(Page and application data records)
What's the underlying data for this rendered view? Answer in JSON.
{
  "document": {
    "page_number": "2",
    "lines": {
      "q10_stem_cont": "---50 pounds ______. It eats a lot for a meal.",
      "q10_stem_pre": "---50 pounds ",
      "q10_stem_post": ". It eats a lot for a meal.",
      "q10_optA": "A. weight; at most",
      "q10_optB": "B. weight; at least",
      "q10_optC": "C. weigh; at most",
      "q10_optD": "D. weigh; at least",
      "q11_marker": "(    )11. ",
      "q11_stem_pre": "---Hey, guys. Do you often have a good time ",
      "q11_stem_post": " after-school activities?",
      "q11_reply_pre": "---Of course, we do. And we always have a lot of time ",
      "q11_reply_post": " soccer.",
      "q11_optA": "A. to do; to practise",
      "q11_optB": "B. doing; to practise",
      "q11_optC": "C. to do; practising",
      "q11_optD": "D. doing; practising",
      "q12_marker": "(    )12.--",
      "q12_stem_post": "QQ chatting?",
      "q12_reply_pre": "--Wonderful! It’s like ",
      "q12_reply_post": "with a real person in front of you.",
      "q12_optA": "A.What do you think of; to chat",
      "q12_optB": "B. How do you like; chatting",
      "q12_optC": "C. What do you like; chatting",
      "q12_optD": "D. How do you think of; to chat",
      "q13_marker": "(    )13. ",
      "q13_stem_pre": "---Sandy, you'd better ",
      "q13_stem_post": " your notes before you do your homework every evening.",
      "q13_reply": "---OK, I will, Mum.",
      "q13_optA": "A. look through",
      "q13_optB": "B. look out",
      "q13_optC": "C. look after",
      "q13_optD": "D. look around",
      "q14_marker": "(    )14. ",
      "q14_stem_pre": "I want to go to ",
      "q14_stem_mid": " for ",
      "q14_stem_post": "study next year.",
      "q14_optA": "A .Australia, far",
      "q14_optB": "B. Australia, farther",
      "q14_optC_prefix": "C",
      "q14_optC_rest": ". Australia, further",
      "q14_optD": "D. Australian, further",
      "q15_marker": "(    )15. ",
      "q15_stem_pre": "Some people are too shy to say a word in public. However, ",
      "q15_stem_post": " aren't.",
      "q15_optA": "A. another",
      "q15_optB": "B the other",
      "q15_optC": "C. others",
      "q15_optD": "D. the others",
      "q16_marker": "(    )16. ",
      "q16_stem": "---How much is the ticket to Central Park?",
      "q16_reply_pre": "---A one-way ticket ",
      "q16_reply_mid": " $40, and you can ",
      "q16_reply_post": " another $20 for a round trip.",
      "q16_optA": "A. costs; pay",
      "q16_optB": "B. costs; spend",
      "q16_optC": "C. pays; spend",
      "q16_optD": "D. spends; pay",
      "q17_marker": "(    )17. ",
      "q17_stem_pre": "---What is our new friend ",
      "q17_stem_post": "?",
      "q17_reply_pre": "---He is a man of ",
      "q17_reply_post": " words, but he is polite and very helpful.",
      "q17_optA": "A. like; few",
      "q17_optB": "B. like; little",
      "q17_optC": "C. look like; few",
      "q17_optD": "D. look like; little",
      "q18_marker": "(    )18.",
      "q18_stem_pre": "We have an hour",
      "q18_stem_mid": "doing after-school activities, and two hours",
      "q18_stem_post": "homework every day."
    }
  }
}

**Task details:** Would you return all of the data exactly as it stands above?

**Your solution:**
What's the underlying data for this rendered view? Answer in JSON.
{
  "document": {
    "page_number": "2",
    "lines": {
      "q10_stem_cont": "---50 pounds ______. It eats a lot for a meal.",
      "q10_stem_pre": "---50 pounds ",
      "q10_stem_post": ". It eats a lot for a meal.",
      "q10_optA": "A. weight; at most",
      "q10_optB": "B. weight; at least",
      "q10_optC": "C. weigh; at most",
      "q10_optD": "D. weigh; at least",
      "q11_marker": "(    )11. ",
      "q11_stem_pre": "---Hey, guys. Do you often have a good time ",
      "q11_stem_post": " after-school activities?",
      "q11_reply_pre": "---Of course, we do. And we always have a lot of time ",
      "q11_reply_post": " soccer.",
      "q11_optA": "A. to do; to practise",
      "q11_optB": "B. doing; to practise",
      "q11_optC": "C. to do; practising",
      "q11_optD": "D. doing; practising",
      "q12_marker": "(    )12.--",
      "q12_stem_post": "QQ chatting?",
      "q12_reply_pre": "--Wonderful! It’s like ",
      "q12_reply_post": "with a real person in front of you.",
      "q12_optA": "A.What do you think of; to chat",
      "q12_optB": "B. How do you like; chatting",
      "q12_optC": "C. What do you like; chatting",
      "q12_optD": "D. How do you think of; to chat",
      "q13_marker": "(    )13. ",
      "q13_stem_pre": "---Sandy, you'd better ",
      "q13_stem_post": " your notes before you do your homework every evening.",
      "q13_reply": "---OK, I will, Mum.",
      "q13_optA": "A. look through",
      "q13_optB": "B. look out",
      "q13_optC": "C. look after",
      "q13_optD": "D. look around",
      "q14_marker": "(    )14. ",
      "q14_stem_pre": "I want to go to ",
      "q14_stem_mid": " for ",
      "q14_stem_post": "study next year.",
      "q14_optA": "A .Australia, far",
      "q14_optB": "B. Australia, farther",
      "q14_optC_prefix": "C",
      "q14_optC_rest": ". Australia, further",
      "q14_optD": "D. Australian, further",
      "q15_marker": "(    )15. ",
      "q15_stem_pre": "Some people are too shy to say a word in public. However, ",
      "q15_stem_post": " aren't.",
      "q15_optA": "A. another",
      "q15_optB": "B the other",
      "q15_optC": "C. others",
      "q15_optD": "D. the others",
      "q16_marker": "(    )16. ",
      "q16_stem": "---How much is the ticket to Central Park?",
      "q16_reply_pre": "---A one-way ticket ",
      "q16_reply_mid": " $40, and you can ",
      "q16_reply_post": " another $20 for a round trip.",
      "q16_optA": "A. costs; pay",
      "q16_optB": "B. costs; spend",
      "q16_optC": "C. pays; spend",
      "q16_optD": "D. spends; pay",
      "q17_marker": "(    )17. ",
      "q17_stem_pre": "---What is our new friend ",
      "q17_stem_post": "?",
      "q17_reply_pre": "---He is a man of ",
      "q17_reply_post": " words, but he is polite and very helpful.",
      "q17_optA": "A. like; few",
      "q17_optB": "B. like; little",
      "q17_optC": "C. look like; few",
      "q17_optD": "D. look like; little",
      "q18_marker": "(    )18.",
      "q18_stem_pre": "We have an hour",
      "q18_stem_mid": "doing after-school activities, and two hours",
      "q18_stem_post": "homework every day."
    }
  }
}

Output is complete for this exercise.